Archaic Spanish-suited deck with 48 cards made in Toledo in 1584.
Gambling and Vice in the Hours of Charles V: card-playing in the local tavern
A facsimile of an early 19th century French-suited deck from the collection of F.X. Schmid.
Reproduction of Richard Blome’s Heraldic playing cards, 1684, presented to lady guests at WCMPC Summer Meeting in 1888.
Facsimile of “Le Jeu de la Guerre” designed by Gilles de la Boissière in 1698.
Corner Indices were a major innovation in playing card production.
Baraja Carlos IV, Félix Solesio en la Real Fábrica de Macharaviaya, 1800.
A presentation of the main characteristics of the wood-block courts of the heart suit.
This is a presentation in a more straightforward fashion of the work done by Paul Bostock and me in our book of the same name.

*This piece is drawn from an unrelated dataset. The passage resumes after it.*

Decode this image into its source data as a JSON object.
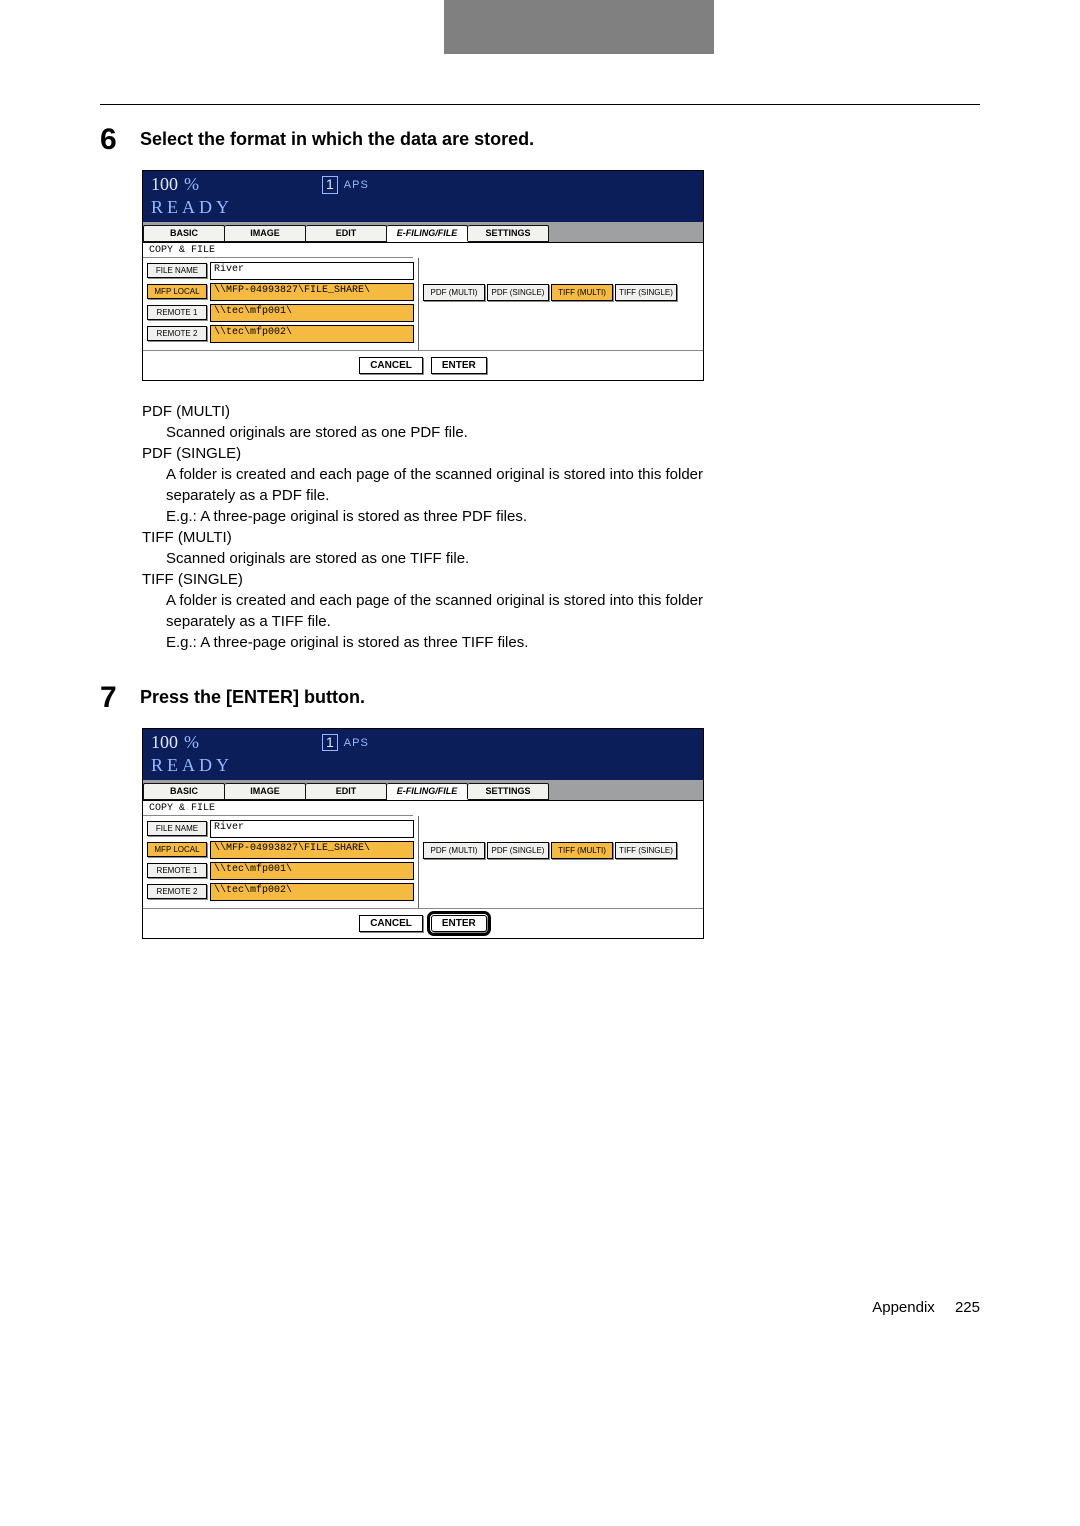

Some further material relating to cards from nineteenth and twentieth century periodicals.
Facsimile of patriotic 1878 Tyrolean playing cards published by Piatnik in 1992.
Here are a few early advertisements relating to cards from newspapers 1684-1759 and a number of later 19th century documents of interest.

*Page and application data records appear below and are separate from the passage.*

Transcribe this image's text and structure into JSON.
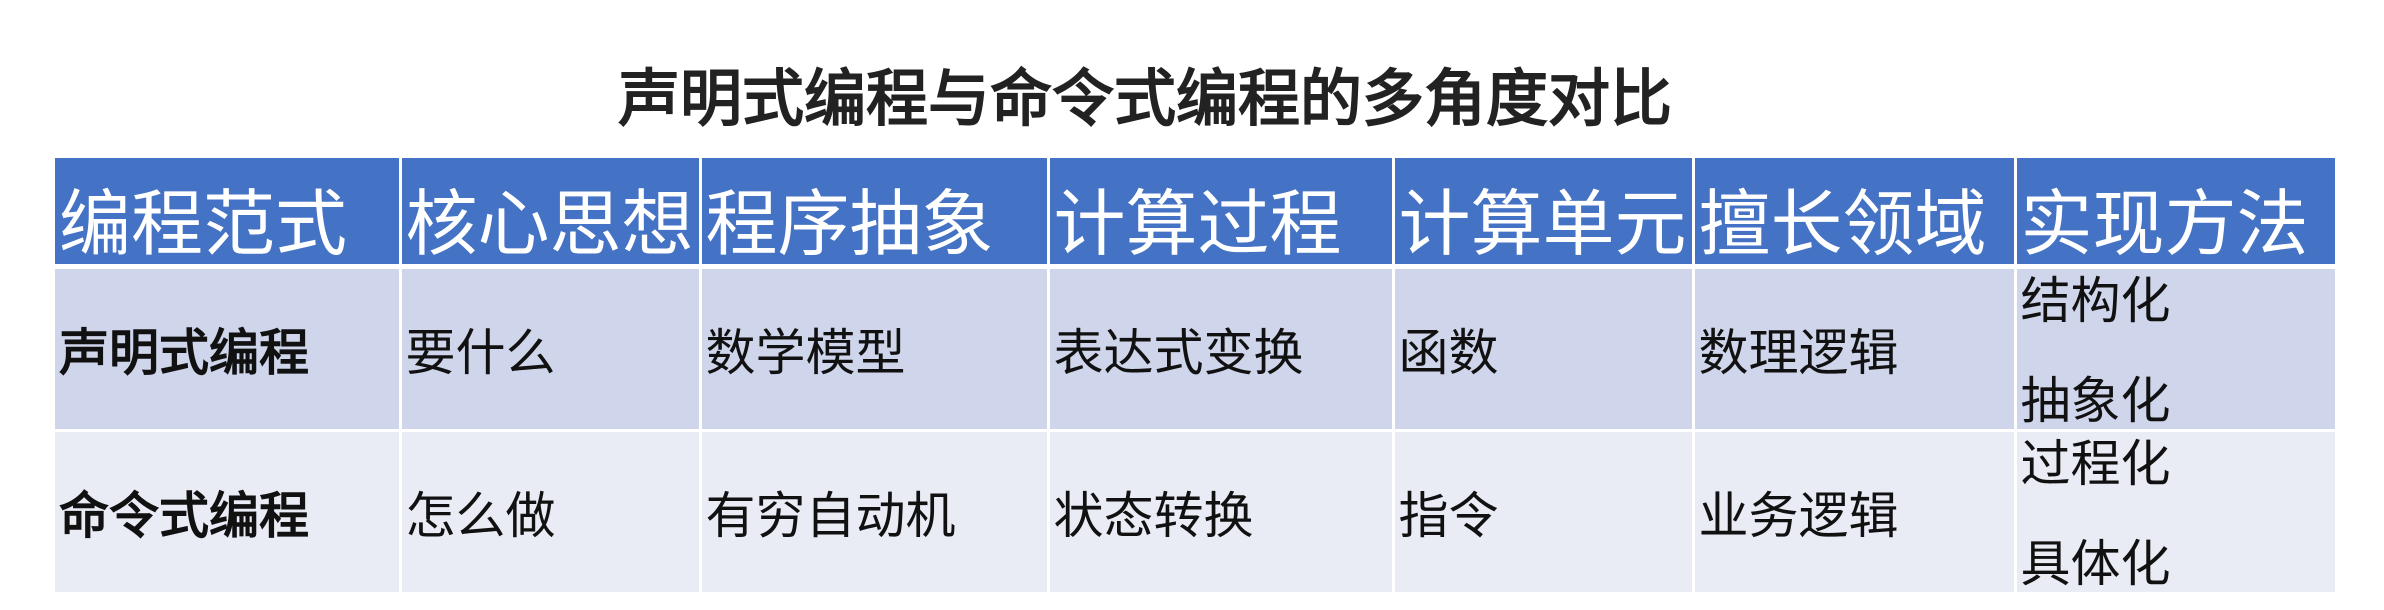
{
  "title": "声明式编程与命令式编程的多角度对比",
  "table": {
    "headers": [
      "编程范式",
      "核心思想",
      "程序抽象",
      "计算过程",
      "计算单元",
      "擅长领域",
      "实现方法"
    ],
    "rows": [
      {
        "paradigm": "声明式编程",
        "core_idea": "要什么",
        "abstraction": "数学模型",
        "process": "表达式变换",
        "unit": "函数",
        "domain": "数理逻辑",
        "method": [
          "结构化",
          "抽象化"
        ]
      },
      {
        "paradigm": "命令式编程",
        "core_idea": "怎么做",
        "abstraction": "有穷自动机",
        "process": "状态转换",
        "unit": "指令",
        "domain": "业务逻辑",
        "method": [
          "过程化",
          "具体化"
        ]
      }
    ]
  },
  "colors": {
    "header_bg": "#4472c4",
    "row_odd_bg": "#cfd5ea",
    "row_even_bg": "#e9ebf5"
  }
}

Hand-made playing cards by French prisoners of war in Porchester Castle, Hampshire, c.1796.
A continuation of the development of the off-spring of the Paris patterns and a few examples of how the French regional figures have inspired modern designers.
A great many regional patterns were exported from France and subsequently copied elsewhere. Some of them became local standards in their own right.

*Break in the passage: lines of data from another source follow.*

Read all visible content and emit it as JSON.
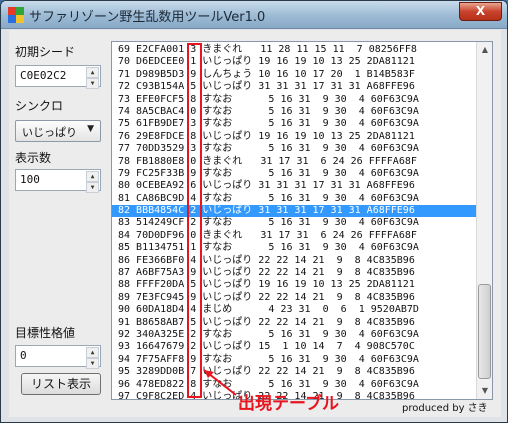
{
  "window": {
    "title": "サファリゾーン野生乱数用ツールVer1.0",
    "close_label": "X"
  },
  "seed": {
    "label": "初期シード",
    "value": "C0E02C2"
  },
  "sync": {
    "label": "シンクロ",
    "value": "いじっぱり"
  },
  "count": {
    "label": "表示数",
    "value": "100"
  },
  "target": {
    "label": "目標性格値",
    "value": "0"
  },
  "list_button": {
    "label": "リスト表示"
  },
  "list": {
    "selected_index": 13,
    "rows": [
      "69 E2CFA001 3 きまぐれ   11 28 11 15 11  7 08256FF8",
      "70 D6EDCEE0 1 いじっぱり 19 16 19 10 13 25 2DA81121",
      "71 D989B5D3 9 しんちょう 10 16 10 17 20  1 B14B583F",
      "72 C93B154A 5 いじっぱり 31 31 31 17 31 31 A68FFE96",
      "73 EFE0FCF5 8 すなお      5 16 31  9 30  4 60F63C9A",
      "74 8A5CBAC4 0 すなお      5 16 31  9 30  4 60F63C9A",
      "75 61FB9DE7 3 すなお      5 16 31  9 30  4 60F63C9A",
      "76 29E8FDCE 8 いじっぱり 19 16 19 10 13 25 2DA81121",
      "77 70DD3529 3 すなお      5 16 31  9 30  4 60F63C9A",
      "78 FB1880E8 0 きまぐれ   31 17 31  6 24 26 FFFFA68F",
      "79 FC25F33B 9 すなお      5 16 31  9 30  4 60F63C9A",
      "80 0CEBEA92 6 いじっぱり 31 31 31 17 31 31 A68FFE96",
      "81 CA86BC9D 4 すなお      5 16 31  9 30  4 60F63C9A",
      "82 BBB4854C 2 いじっぱり 31 31 31 17 31 31 A68FFE96",
      "83 514249CF 2 すなお      5 16 31  9 30  4 60F63C9A",
      "84 70D0DF96 0 きまぐれ   31 17 31  6 24 26 FFFFA68F",
      "85 B1134751 1 すなお      5 16 31  9 30  4 60F63C9A",
      "86 FE366BF0 4 いじっぱり 22 22 14 21  9  8 4C835B96",
      "87 A6BF75A3 9 いじっぱり 22 22 14 21  9  8 4C835B96",
      "88 FFFF20DA 5 いじっぱり 19 16 19 10 13 25 2DA81121",
      "89 7E3FC945 9 いじっぱり 22 22 14 21  9  8 4C835B96",
      "90 60DA18D4 4 まじめ      4 23 31  0  6  1 9520AB7D",
      "91 B8658AB7 5 いじっぱり 22 22 14 21  9  8 4C835B96",
      "92 340A325E 2 すなお      5 16 31  9 30  4 60F63C9A",
      "93 16647679 2 いじっぱり 15  1 10 14  7  4 908C570C",
      "94 7F75AFF8 9 すなお      5 16 31  9 30  4 60F63C9A",
      "95 3289DD0B 7 いじっぱり 22 22 14 21  9  8 4C835B96",
      "96 478ED822 8 すなお      5 16 31  9 30  4 60F63C9A",
      "97 C9F8C2ED 4 いじっぱり 22 22 14 21  9  8 4C835B96"
    ]
  },
  "annotation": {
    "label": "出現テーブル",
    "color": "#e8141e"
  },
  "credit": {
    "text": "produced by さき"
  },
  "icons": {
    "up": "▲",
    "down": "▼",
    "dropdown": "▼"
  },
  "colors": {
    "selection": "#3399ff",
    "annotation": "#e8141e"
  }
}
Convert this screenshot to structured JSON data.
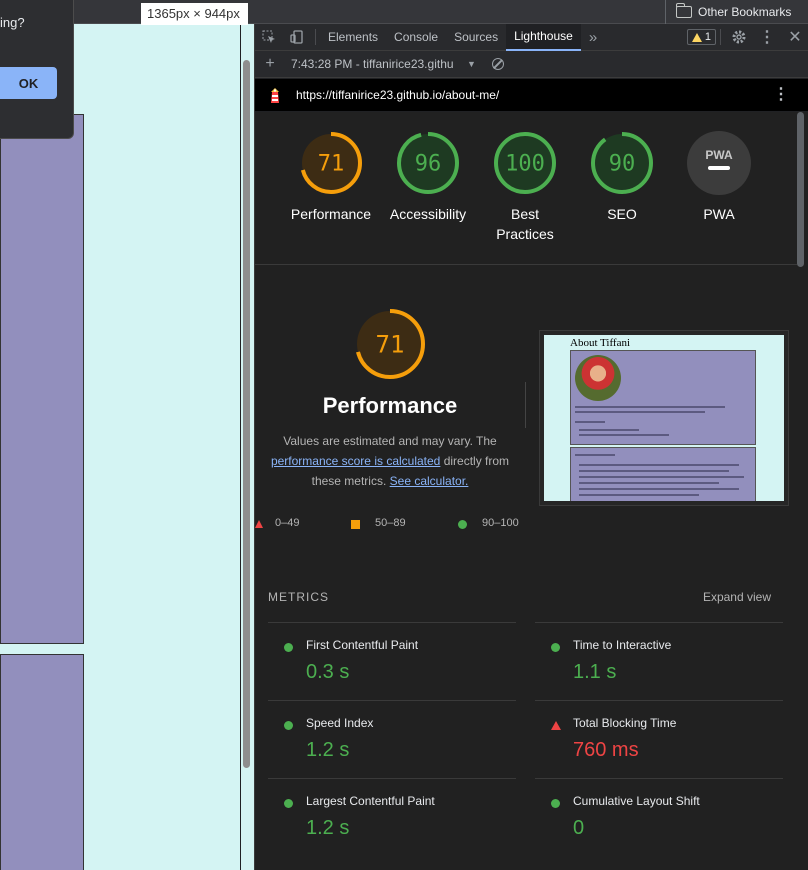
{
  "browser": {
    "bookmarks_label": "Other Bookmarks"
  },
  "viewport": {
    "dimensions_label": "1365px × 944px",
    "alert_text": "ing?",
    "alert_ok": "OK"
  },
  "devtools": {
    "tabs": [
      "Elements",
      "Console",
      "Sources",
      "Lighthouse"
    ],
    "active_tab": "Lighthouse",
    "more_tabs": "»",
    "warning_count": "1",
    "report_select": "7:43:28 PM - tiffanirice23.githu",
    "url": "https://tiffanirice23.github.io/about-me/"
  },
  "gauges": [
    {
      "score": "71",
      "label": "Performance",
      "value": 0.71,
      "color": "#f59e0b"
    },
    {
      "score": "96",
      "label": "Accessibility",
      "value": 0.96,
      "color": "#4caf50"
    },
    {
      "score": "100",
      "label": "Best Practices",
      "value": 1.0,
      "color": "#4caf50"
    },
    {
      "score": "90",
      "label": "SEO",
      "value": 0.9,
      "color": "#4caf50"
    },
    {
      "score": "PWA",
      "label": "PWA",
      "value": 0,
      "color": "#9aa0a6"
    }
  ],
  "performance": {
    "score": "71",
    "title": "Performance",
    "desc_1": "Values are estimated and may vary. The",
    "link_1": "performance score is calculated",
    "desc_2": "directly from these metrics.",
    "link_2": "See calculator.",
    "legend": [
      "0–49",
      "50–89",
      "90–100"
    ]
  },
  "screenshot": {
    "title": "About Tiffani"
  },
  "metrics": {
    "heading": "METRICS",
    "expand": "Expand view",
    "items": [
      {
        "title": "First Contentful Paint",
        "value": "0.3 s",
        "status": "good"
      },
      {
        "title": "Time to Interactive",
        "value": "1.1 s",
        "status": "good"
      },
      {
        "title": "Speed Index",
        "value": "1.2 s",
        "status": "good"
      },
      {
        "title": "Total Blocking Time",
        "value": "760 ms",
        "status": "poor"
      },
      {
        "title": "Largest Contentful Paint",
        "value": "1.2 s",
        "status": "good"
      },
      {
        "title": "Cumulative Layout Shift",
        "value": "0",
        "status": "good"
      }
    ]
  }
}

Continuing our look at the figures from the regional patterns of France.
On page 11 I illustrated several examples of the regional French patterns from Sylvia Mann's collection; this is a more in-depth look at the figures of these patterns ("portraits" in French).
Facsimile of Tarot de Marseille by Iohann Christoph Hes, Augsburg, c.1750.
Notgeld - Emergency Money - was in rare cases issued on playing cards.
There are some interesting packs from Goodall in the last quarter of the 19th century.
1st edition of famous Bicycle Playing Cards printed by Russell & Morgan Printing Co., Cincinnati, 1885.
Primiera Bolognese by Modiano, c.1975
Facsimile edition of Swiss suited deck first published by Johannes Müller in c.1840.
Archaic Navarra pattern produced for the Pamplona General Hospital Monopoly by Pedro Varangot in 1786.
Navarra pattern produced for the Pamplona General Hospital Monopoly in 1682.
“Money Bag” pattern by Hermanos Solesi, late 18th c.
Illustrated playing cards featuring comical engravings and rhymes about saints, c.1740.
Navarra pattern by an unknown cardmaker with initials I. I., 1793.
Anonymous archaic Spanish Suited pack, c.1760
Geographical playing cards sold by Henry Brome, second edition, c.1682.
French suited German engraved cards c1610 to 1650,
“Jeu de Géographie” educational playing cards etched by Stefano Della Bella (1610-1664) and published by Henry le Gras, c.1644.
Cartes des Rois de France (1644) facsimile edition by Edizioni del Solleone, 1986.